*** Begin section ***

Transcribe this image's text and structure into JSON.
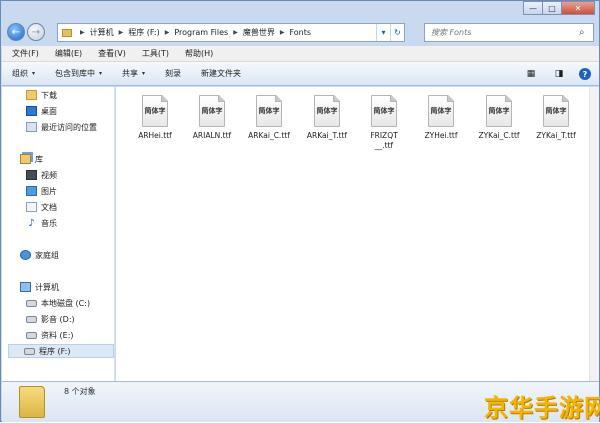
{
  "window": {
    "buttons": {
      "minimize": "—",
      "maximize": "□",
      "close": "✕"
    }
  },
  "nav": {
    "back_glyph": "←",
    "forward_glyph": "→",
    "recent_glyph": "▾",
    "breadcrumb": [
      "计算机",
      "程序 (F:)",
      "Program Files",
      "魔兽世界",
      "Fonts"
    ],
    "dropdown_glyph": "▾",
    "refresh_glyph": "↻",
    "search_placeholder": "搜索 Fonts",
    "search_glyph": "⌕"
  },
  "menu": [
    "文件(F)",
    "编辑(E)",
    "查看(V)",
    "工具(T)",
    "帮助(H)"
  ],
  "toolbar": {
    "organize": "组织",
    "include_library": "包含到库中",
    "share": "共享",
    "burn": "刻录",
    "new_folder": "新建文件夹",
    "dropdown_glyph": "▾",
    "view_glyph": "▦",
    "preview_glyph": "◨",
    "help_glyph": "?"
  },
  "sidebar": {
    "favorites": [
      "下载",
      "桌面",
      "最近访问的位置"
    ],
    "library_title": "库",
    "library_items": [
      "视频",
      "图片",
      "文档",
      "音乐"
    ],
    "music_glyph": "♪",
    "homegroup": "家庭组",
    "computer_title": "计算机",
    "drives": [
      "本地磁盘 (C:)",
      "影音 (D:)",
      "资料 (E:)",
      "程序 (F:)"
    ]
  },
  "files": [
    {
      "name": "ARHei.ttf",
      "preview": "简体字"
    },
    {
      "name": "ARIALN.ttf",
      "preview": "简体字"
    },
    {
      "name": "ARKai_C.ttf",
      "preview": "简体字"
    },
    {
      "name": "ARKai_T.ttf",
      "preview": "简体字"
    },
    {
      "name": "FRIZQT__.ttf",
      "preview": "简体字"
    },
    {
      "name": "ZYHei.ttf",
      "preview": "简体字"
    },
    {
      "name": "ZYKai_C.ttf",
      "preview": "简体字"
    },
    {
      "name": "ZYKai_T.ttf",
      "preview": "简体字"
    }
  ],
  "status": {
    "count": "8 个对象"
  },
  "watermark": "京华手游网"
}
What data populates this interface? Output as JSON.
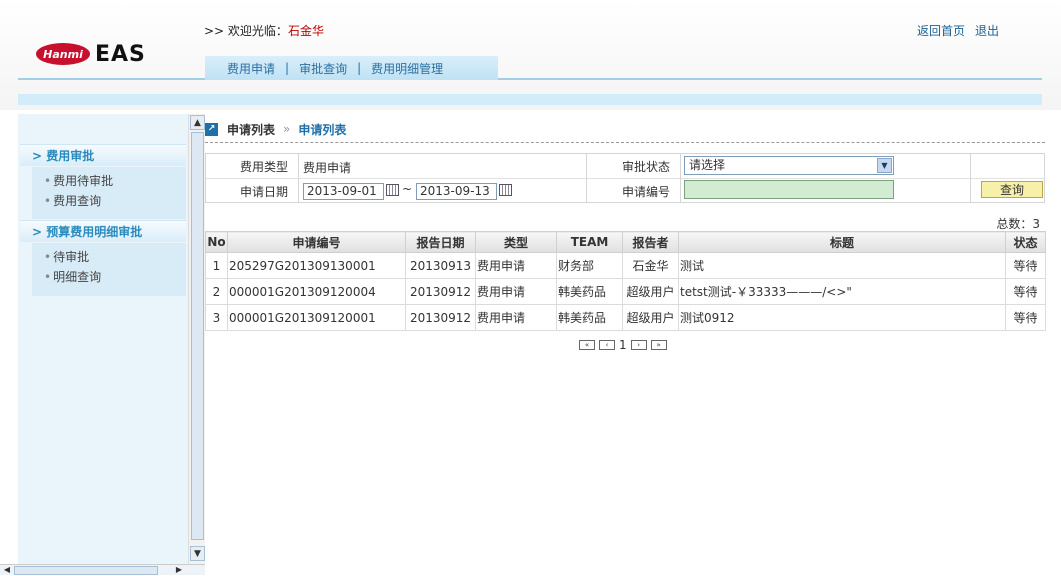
{
  "header": {
    "logo_mark": "Hanmi",
    "logo_text": "EAS",
    "welcome_prefix": ">> 欢迎光临：",
    "welcome_user": "石金华",
    "links": [
      "返回首页",
      "退出"
    ],
    "tabs": [
      "费用申请",
      "审批查询",
      "费用明细管理"
    ],
    "tab_separator": "|"
  },
  "sidebar": {
    "groups": [
      {
        "title": "> 费用审批",
        "items": [
          "费用待审批",
          "费用查询"
        ]
      },
      {
        "title": "> 预算费用明细审批",
        "items": [
          "待审批",
          "明细查询"
        ]
      }
    ],
    "item_bullet": "•"
  },
  "breadcrumb": {
    "level1": "申请列表",
    "separator": "»",
    "level2": "申请列表"
  },
  "filters": {
    "type_label": "费用类型",
    "type_value": "费用申请",
    "status_label": "审批状态",
    "status_value": "请选择",
    "date_label": "申请日期",
    "date_from": "2013-09-01",
    "date_separator": "~",
    "date_to": "2013-09-13",
    "code_label": "申请编号",
    "code_value": "",
    "query_button": "查询"
  },
  "total": "总数：3",
  "table": {
    "columns": [
      "No",
      "申请编号",
      "报告日期",
      "类型",
      "TEAM",
      "报告者",
      "标题",
      "状态"
    ],
    "rows": [
      [
        "1",
        "205297G201309130001",
        "20130913",
        "费用申请",
        "财务部",
        "石金华",
        "测试",
        "等待"
      ],
      [
        "2",
        "000001G201309120004",
        "20130912",
        "费用申请",
        "韩美药品",
        "超级用户",
        "tetst测试-￥33333———/<>\"",
        "等待"
      ],
      [
        "3",
        "000001G201309120001",
        "20130912",
        "费用申请",
        "韩美药品",
        "超级用户",
        "测试0912",
        "等待"
      ]
    ]
  },
  "pager": {
    "first": "«",
    "prev": "‹",
    "current_page": "1",
    "next": "›",
    "last": "»"
  },
  "colors": {
    "accent": "#1f6fa8",
    "sidebar_bg": "#e9f4fb",
    "user": "#c00000",
    "query_button": "#f7f0a8"
  }
}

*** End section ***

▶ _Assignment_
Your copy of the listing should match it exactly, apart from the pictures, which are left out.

▶ _Result_
Transcribe this image's text and structure into JSON.
{
  "window": {
    "buttons": {
      "minimize": "—",
      "maximize": "□",
      "close": "✕"
    }
  },
  "nav": {
    "back_glyph": "←",
    "forward_glyph": "→",
    "recent_glyph": "▾",
    "breadcrumb": [
      "计算机",
      "程序 (F:)",
      "Program Files",
      "魔兽世界",
      "Fonts"
    ],
    "dropdown_glyph": "▾",
    "refresh_glyph": "↻",
    "search_placeholder": "搜索 Fonts",
    "search_glyph": "⌕"
  },
  "menu": [
    "文件(F)",
    "编辑(E)",
    "查看(V)",
    "工具(T)",
    "帮助(H)"
  ],
  "toolbar": {
    "organize": "组织",
    "include_library": "包含到库中",
    "share": "共享",
    "burn": "刻录",
    "new_folder": "新建文件夹",
    "dropdown_glyph": "▾",
    "view_glyph": "▦",
    "preview_glyph": "◨",
    "help_glyph": "?"
  },
  "sidebar": {
    "favorites": [
      "下载",
      "桌面",
      "最近访问的位置"
    ],
    "library_title": "库",
    "library_items": [
      "视频",
      "图片",
      "文档",
      "音乐"
    ],
    "music_glyph": "♪",
    "homegroup": "家庭组",
    "computer_title": "计算机",
    "drives": [
      "本地磁盘 (C:)",
      "影音 (D:)",
      "资料 (E:)",
      "程序 (F:)"
    ]
  },
  "files": [
    {
      "name": "ARHei.ttf",
      "preview": "简体字"
    },
    {
      "name": "ARIALN.ttf",
      "preview": "简体字"
    },
    {
      "name": "ARKai_C.ttf",
      "preview": "简体字"
    },
    {
      "name": "ARKai_T.ttf",
      "preview": "简体字"
    },
    {
      "name": "FRIZQT__.ttf",
      "preview": "简体字"
    },
    {
      "name": "ZYHei.ttf",
      "preview": "简体字"
    },
    {
      "name": "ZYKai_C.ttf",
      "preview": "简体字"
    },
    {
      "name": "ZYKai_T.ttf",
      "preview": "简体字"
    }
  ],
  "status": {
    "count": "8 个对象"
  },
  "watermark": "京华手游网"
}
What data populates this interface? Output as JSON.
{
  "header": {
    "logo_mark": "Hanmi",
    "logo_text": "EAS",
    "welcome_prefix": ">> 欢迎光临：",
    "welcome_user": "石金华",
    "links": [
      "返回首页",
      "退出"
    ],
    "tabs": [
      "费用申请",
      "审批查询",
      "费用明细管理"
    ],
    "tab_separator": "|"
  },
  "sidebar": {
    "groups": [
      {
        "title": "> 费用审批",
        "items": [
          "费用待审批",
          "费用查询"
        ]
      },
      {
        "title": "> 预算费用明细审批",
        "items": [
          "待审批",
          "明细查询"
        ]
      }
    ],
    "item_bullet": "•"
  },
  "breadcrumb": {
    "level1": "申请列表",
    "separator": "»",
    "level2": "申请列表"
  },
  "filters": {
    "type_label": "费用类型",
    "type_value": "费用申请",
    "status_label": "审批状态",
    "status_value": "请选择",
    "date_label": "申请日期",
    "date_from": "2013-09-01",
    "date_separator": "~",
    "date_to": "2013-09-13",
    "code_label": "申请编号",
    "code_value": "",
    "query_button": "查询"
  },
  "total": "总数：3",
  "table": {
    "columns": [
      "No",
      "申请编号",
      "报告日期",
      "类型",
      "TEAM",
      "报告者",
      "标题",
      "状态"
    ],
    "rows": [
      [
        "1",
        "205297G201309130001",
        "20130913",
        "费用申请",
        "财务部",
        "石金华",
        "测试",
        "等待"
      ],
      [
        "2",
        "000001G201309120004",
        "20130912",
        "费用申请",
        "韩美药品",
        "超级用户",
        "tetst测试-￥33333———/<>\"",
        "等待"
      ],
      [
        "3",
        "000001G201309120001",
        "20130912",
        "费用申请",
        "韩美药品",
        "超级用户",
        "测试0912",
        "等待"
      ]
    ]
  },
  "pager": {
    "first": "«",
    "prev": "‹",
    "current_page": "1",
    "next": "›",
    "last": "»"
  },
  "colors": {
    "accent": "#1f6fa8",
    "sidebar_bg": "#e9f4fb",
    "user": "#c00000",
    "query_button": "#f7f0a8"
  }
}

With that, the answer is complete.